Instructions for the task | The reply must return each line of the data exactly.

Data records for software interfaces
※

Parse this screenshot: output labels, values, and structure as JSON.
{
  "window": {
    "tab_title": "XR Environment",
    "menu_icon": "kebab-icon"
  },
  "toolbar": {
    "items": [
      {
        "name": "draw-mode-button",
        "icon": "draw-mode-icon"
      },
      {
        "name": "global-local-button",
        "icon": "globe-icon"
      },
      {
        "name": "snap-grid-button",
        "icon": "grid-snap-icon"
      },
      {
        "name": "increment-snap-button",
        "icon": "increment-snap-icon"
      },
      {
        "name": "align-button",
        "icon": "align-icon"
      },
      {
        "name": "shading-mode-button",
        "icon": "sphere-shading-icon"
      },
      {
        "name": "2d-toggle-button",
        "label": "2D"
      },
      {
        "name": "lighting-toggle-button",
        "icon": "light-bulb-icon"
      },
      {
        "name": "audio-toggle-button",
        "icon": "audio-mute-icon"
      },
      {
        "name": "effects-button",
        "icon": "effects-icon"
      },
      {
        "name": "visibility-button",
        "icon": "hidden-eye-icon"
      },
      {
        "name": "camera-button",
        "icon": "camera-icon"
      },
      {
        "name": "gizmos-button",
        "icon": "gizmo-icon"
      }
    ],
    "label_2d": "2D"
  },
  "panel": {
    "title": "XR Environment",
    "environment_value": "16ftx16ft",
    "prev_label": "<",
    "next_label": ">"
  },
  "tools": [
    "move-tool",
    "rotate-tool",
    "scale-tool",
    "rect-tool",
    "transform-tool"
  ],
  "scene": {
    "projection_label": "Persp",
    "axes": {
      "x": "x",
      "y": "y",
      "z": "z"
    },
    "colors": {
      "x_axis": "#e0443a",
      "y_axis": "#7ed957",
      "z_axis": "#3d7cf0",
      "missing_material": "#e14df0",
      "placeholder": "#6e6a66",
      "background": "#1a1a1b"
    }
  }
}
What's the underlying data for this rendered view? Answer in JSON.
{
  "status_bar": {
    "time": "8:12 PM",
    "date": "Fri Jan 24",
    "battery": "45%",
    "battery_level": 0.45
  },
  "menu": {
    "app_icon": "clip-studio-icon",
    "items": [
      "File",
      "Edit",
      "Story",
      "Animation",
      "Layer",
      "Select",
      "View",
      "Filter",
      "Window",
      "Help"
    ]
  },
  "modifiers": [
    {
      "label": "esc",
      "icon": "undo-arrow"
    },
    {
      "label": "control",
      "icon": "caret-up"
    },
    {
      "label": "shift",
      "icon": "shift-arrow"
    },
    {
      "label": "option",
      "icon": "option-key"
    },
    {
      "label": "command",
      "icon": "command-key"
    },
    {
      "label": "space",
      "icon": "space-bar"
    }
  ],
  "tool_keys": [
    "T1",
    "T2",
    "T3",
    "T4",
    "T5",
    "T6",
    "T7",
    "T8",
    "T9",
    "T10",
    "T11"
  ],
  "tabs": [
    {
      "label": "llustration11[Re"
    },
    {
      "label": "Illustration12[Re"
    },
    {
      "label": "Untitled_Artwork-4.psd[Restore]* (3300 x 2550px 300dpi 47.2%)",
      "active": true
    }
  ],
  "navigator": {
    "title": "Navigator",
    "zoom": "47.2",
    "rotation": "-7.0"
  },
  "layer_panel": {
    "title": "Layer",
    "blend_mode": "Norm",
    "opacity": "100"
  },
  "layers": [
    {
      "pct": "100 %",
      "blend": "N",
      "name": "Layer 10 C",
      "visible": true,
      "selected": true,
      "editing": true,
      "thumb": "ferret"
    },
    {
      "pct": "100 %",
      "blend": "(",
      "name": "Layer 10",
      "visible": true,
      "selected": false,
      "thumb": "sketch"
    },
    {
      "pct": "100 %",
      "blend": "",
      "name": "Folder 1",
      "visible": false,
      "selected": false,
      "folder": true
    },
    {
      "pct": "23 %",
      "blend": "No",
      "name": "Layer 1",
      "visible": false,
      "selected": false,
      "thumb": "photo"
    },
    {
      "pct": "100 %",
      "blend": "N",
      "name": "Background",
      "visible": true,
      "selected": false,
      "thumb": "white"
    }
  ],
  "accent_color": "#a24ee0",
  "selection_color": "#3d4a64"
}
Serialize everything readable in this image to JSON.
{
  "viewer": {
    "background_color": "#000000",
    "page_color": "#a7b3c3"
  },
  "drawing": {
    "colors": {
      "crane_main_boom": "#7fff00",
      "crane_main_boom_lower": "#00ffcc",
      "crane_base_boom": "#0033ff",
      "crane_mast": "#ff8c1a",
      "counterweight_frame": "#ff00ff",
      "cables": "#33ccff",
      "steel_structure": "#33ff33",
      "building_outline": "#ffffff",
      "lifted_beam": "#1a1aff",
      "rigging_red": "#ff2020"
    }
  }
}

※

Reply to the exercise |
Parse this screenshot: output labels, values, and structure as JSON.
{
  "window": {
    "tab_title": "XR Environment",
    "menu_icon": "kebab-icon"
  },
  "toolbar": {
    "items": [
      {
        "name": "draw-mode-button",
        "icon": "draw-mode-icon"
      },
      {
        "name": "global-local-button",
        "icon": "globe-icon"
      },
      {
        "name": "snap-grid-button",
        "icon": "grid-snap-icon"
      },
      {
        "name": "increment-snap-button",
        "icon": "increment-snap-icon"
      },
      {
        "name": "align-button",
        "icon": "align-icon"
      },
      {
        "name": "shading-mode-button",
        "icon": "sphere-shading-icon"
      },
      {
        "name": "2d-toggle-button",
        "label": "2D"
      },
      {
        "name": "lighting-toggle-button",
        "icon": "light-bulb-icon"
      },
      {
        "name": "audio-toggle-button",
        "icon": "audio-mute-icon"
      },
      {
        "name": "effects-button",
        "icon": "effects-icon"
      },
      {
        "name": "visibility-button",
        "icon": "hidden-eye-icon"
      },
      {
        "name": "camera-button",
        "icon": "camera-icon"
      },
      {
        "name": "gizmos-button",
        "icon": "gizmo-icon"
      }
    ],
    "label_2d": "2D"
  },
  "panel": {
    "title": "XR Environment",
    "environment_value": "16ftx16ft",
    "prev_label": "<",
    "next_label": ">"
  },
  "tools": [
    "move-tool",
    "rotate-tool",
    "scale-tool",
    "rect-tool",
    "transform-tool"
  ],
  "scene": {
    "projection_label": "Persp",
    "axes": {
      "x": "x",
      "y": "y",
      "z": "z"
    },
    "colors": {
      "x_axis": "#e0443a",
      "y_axis": "#7ed957",
      "z_axis": "#3d7cf0",
      "missing_material": "#e14df0",
      "placeholder": "#6e6a66",
      "background": "#1a1a1b"
    }
  }
}
What's the underlying data for this rendered view? Answer in JSON.
{
  "status_bar": {
    "time": "8:12 PM",
    "date": "Fri Jan 24",
    "battery": "45%",
    "battery_level": 0.45
  },
  "menu": {
    "app_icon": "clip-studio-icon",
    "items": [
      "File",
      "Edit",
      "Story",
      "Animation",
      "Layer",
      "Select",
      "View",
      "Filter",
      "Window",
      "Help"
    ]
  },
  "modifiers": [
    {
      "label": "esc",
      "icon": "undo-arrow"
    },
    {
      "label": "control",
      "icon": "caret-up"
    },
    {
      "label": "shift",
      "icon": "shift-arrow"
    },
    {
      "label": "option",
      "icon": "option-key"
    },
    {
      "label": "command",
      "icon": "command-key"
    },
    {
      "label": "space",
      "icon": "space-bar"
    }
  ],
  "tool_keys": [
    "T1",
    "T2",
    "T3",
    "T4",
    "T5",
    "T6",
    "T7",
    "T8",
    "T9",
    "T10",
    "T11"
  ],
  "tabs": [
    {
      "label": "llustration11[Re"
    },
    {
      "label": "Illustration12[Re"
    },
    {
      "label": "Untitled_Artwork-4.psd[Restore]* (3300 x 2550px 300dpi 47.2%)",
      "active": true
    }
  ],
  "navigator": {
    "title": "Navigator",
    "zoom": "47.2",
    "rotation": "-7.0"
  },
  "layer_panel": {
    "title": "Layer",
    "blend_mode": "Norm",
    "opacity": "100"
  },
  "layers": [
    {
      "pct": "100 %",
      "blend": "N",
      "name": "Layer 10 C",
      "visible": true,
      "selected": true,
      "editing": true,
      "thumb": "ferret"
    },
    {
      "pct": "100 %",
      "blend": "(",
      "name": "Layer 10",
      "visible": true,
      "selected": false,
      "thumb": "sketch"
    },
    {
      "pct": "100 %",
      "blend": "",
      "name": "Folder 1",
      "visible": false,
      "selected": false,
      "folder": true
    },
    {
      "pct": "23 %",
      "blend": "No",
      "name": "Layer 1",
      "visible": false,
      "selected": false,
      "thumb": "photo"
    },
    {
      "pct": "100 %",
      "blend": "N",
      "name": "Background",
      "visible": true,
      "selected": false,
      "thumb": "white"
    }
  ],
  "accent_color": "#a24ee0",
  "selection_color": "#3d4a64"
}
Serialize everything readable in this image to JSON.
{
  "viewer": {
    "background_color": "#000000",
    "page_color": "#a7b3c3"
  },
  "drawing": {
    "colors": {
      "crane_main_boom": "#7fff00",
      "crane_main_boom_lower": "#00ffcc",
      "crane_base_boom": "#0033ff",
      "crane_mast": "#ff8c1a",
      "counterweight_frame": "#ff00ff",
      "cables": "#33ccff",
      "steel_structure": "#33ff33",
      "building_outline": "#ffffff",
      "lifted_beam": "#1a1aff",
      "rigging_red": "#ff2020"
    }
  }
}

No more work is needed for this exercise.